“The problem is, at the moment, many of these cryptocurrencies are part security, part commodity, part something else,” says David Forman, chief legal officer at Fidelity, a British investment firm that is also planning its own institutional platform for Bitcoin and Ethereum. Speaking at “The Regulation of Cryptocurrencies” in London, he says it’s difficult to feel safe treating it as a security when another government agency might want to tax it for different reasons, such as the IRS treating it as property. It is this uncertainty that makes institutional investors so hesitant.
In fact, while many crypto die-hards hate the sound of regulation, it’s the one thing many in the wider community are crying out for. At the same event, Ben Sebley, head of brokerage at blockchain investment bank NKB, says, “All the traditional finance [players] are waiting on the sidelines for additional regulation.” When a later panel was asked which type of regulation each panellist would most like to see, the responses focused on what taxes to pay and which regulators are responsible for cryptocurrencies. Another quirk of crypto trading that many are worried about is airdrops.
Typically, airdrops are a method of distributing tokens to users. They are commonly used to generate buzz around a project, reward users for certain behaviors and or create a community. But, from a regulatory standpoint, it is unclear whether such businesses have to spend manpower attributing the tokens to each customer and writing the code to allow them to be withdrawn–as is most likely to be the case with a security exchange.
Another concern is you can’t stop someone sending you money. Dave Jevans, CEO at cryptocurrency analytics company CipherTrace, says, “What happens if that money comes from a high-risk agency? You can’t stop that money coming in.” He points out that you can’t simply send it back–because if it’s an exchange it may not get attributed to the right person–and even if you do, who pays the fees?
This uncertainty is not new. Current exchanges have been loosely operating in this unregulated market for years, making plenty of money. Yet their business model may be a risk as the SEC claims more and more tokens are securities. Once a token is deemed a security, exchanges will typically delist it immediately to avoid being in violation of securities law, as has happened in Hong Kong. How many tokens are on the regulatory chopping block is unclear. What is clear is that Bitcoin and Ethereum are, according to the SEC, not securities, meaning an exchange might only be able to trade two currencies instead of the dozens most do today.
A house of cards
Most crypto exchanges won’t stand up to closer regulatory supervision, according to John Kirtland, business development director at cryptocurrency analytics company Neutrino. “A lot of them don’t apply KYC to every single transaction,” he says. “There’s a lot who will apply no KYC to crypto-to-crypto at low value.” This means they do not know who some of their customers are, a key principle for preventing movements of illegitimate funds. Even ShapeShift, an exchange run by libertarian Erik Voorhees and which is fundamentally against KYC, had to implement it this year.
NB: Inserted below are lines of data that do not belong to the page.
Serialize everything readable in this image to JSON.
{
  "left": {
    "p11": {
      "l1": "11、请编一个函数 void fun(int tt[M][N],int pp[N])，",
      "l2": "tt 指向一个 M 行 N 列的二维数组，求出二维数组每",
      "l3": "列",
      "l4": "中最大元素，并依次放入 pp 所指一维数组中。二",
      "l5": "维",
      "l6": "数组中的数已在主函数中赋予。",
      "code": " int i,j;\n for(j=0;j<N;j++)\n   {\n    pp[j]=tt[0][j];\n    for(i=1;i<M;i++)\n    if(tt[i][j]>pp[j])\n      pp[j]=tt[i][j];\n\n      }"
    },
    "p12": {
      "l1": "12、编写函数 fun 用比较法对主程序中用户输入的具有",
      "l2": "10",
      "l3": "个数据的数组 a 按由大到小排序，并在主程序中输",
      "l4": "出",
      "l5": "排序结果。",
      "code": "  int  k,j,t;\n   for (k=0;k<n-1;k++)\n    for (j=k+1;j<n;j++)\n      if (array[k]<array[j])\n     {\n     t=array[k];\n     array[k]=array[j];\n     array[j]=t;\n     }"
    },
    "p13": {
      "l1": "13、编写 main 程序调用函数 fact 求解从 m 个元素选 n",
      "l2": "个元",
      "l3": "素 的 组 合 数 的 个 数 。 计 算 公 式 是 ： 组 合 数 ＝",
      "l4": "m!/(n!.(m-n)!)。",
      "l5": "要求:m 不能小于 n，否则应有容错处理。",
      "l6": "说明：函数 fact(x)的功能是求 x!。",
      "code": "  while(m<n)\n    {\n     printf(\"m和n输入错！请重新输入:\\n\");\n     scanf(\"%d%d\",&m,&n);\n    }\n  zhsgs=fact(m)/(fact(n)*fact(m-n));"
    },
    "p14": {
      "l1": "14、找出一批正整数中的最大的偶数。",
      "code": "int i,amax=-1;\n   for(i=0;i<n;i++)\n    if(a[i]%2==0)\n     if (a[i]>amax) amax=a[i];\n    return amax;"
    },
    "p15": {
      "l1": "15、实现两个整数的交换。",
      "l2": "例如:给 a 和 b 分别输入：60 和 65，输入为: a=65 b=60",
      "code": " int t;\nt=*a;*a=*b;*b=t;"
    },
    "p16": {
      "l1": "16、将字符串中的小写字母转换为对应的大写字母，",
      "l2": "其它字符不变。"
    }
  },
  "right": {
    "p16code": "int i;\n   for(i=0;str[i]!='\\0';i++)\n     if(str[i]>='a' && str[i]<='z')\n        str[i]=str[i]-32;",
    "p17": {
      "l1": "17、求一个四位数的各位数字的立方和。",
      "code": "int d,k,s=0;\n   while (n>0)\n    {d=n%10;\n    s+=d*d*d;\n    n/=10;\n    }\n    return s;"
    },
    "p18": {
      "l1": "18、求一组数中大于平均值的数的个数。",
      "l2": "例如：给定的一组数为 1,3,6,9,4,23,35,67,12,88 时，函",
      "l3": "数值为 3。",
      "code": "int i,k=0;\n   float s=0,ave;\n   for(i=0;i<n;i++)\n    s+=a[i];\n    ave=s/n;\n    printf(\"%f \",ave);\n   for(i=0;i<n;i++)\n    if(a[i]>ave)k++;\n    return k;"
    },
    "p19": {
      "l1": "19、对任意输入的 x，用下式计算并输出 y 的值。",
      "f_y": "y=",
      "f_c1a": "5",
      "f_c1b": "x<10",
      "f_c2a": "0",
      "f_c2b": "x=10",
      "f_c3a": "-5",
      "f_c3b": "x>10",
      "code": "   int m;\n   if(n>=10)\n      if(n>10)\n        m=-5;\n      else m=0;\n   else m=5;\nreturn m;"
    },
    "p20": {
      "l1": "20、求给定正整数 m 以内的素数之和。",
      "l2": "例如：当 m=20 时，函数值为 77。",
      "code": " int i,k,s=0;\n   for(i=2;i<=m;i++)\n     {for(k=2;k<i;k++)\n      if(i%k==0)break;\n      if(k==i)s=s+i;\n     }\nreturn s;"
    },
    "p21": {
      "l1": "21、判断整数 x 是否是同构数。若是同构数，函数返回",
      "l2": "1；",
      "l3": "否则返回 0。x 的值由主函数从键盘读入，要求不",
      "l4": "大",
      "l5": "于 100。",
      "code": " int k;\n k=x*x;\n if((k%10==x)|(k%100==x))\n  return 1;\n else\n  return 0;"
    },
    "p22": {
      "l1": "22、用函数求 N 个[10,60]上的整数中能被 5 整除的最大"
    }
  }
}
This has left the door wide open for security offerings with the backing of security exchanges but will they attract retail investors? Probably not. The minimum investment for accredited investors is $143,750, for retail investors it’s $230, that’s a big difference. Plus, all investors must pass KYC and AML requirements. This could scare the retail investors away, which so far have kept exchanges in the black.
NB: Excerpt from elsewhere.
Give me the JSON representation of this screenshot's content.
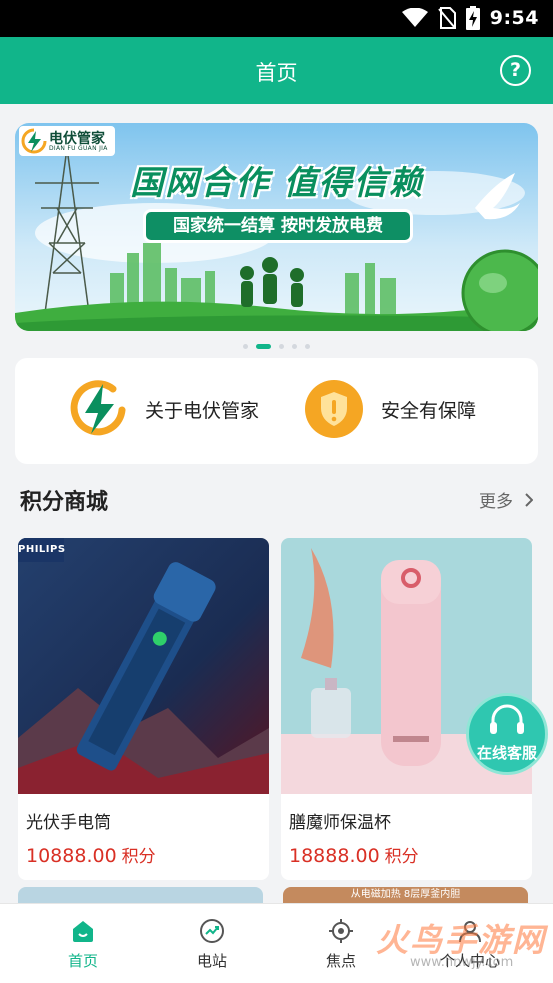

“I don’t think they’ll flop but I think the time for adoption is slightly unknown. I think around the middle of next year, a lot of companies will be working on their security tokens and the infrastructure will be more developed,” says Graham Rodford, CEO and co-founder at institutional-grade exchange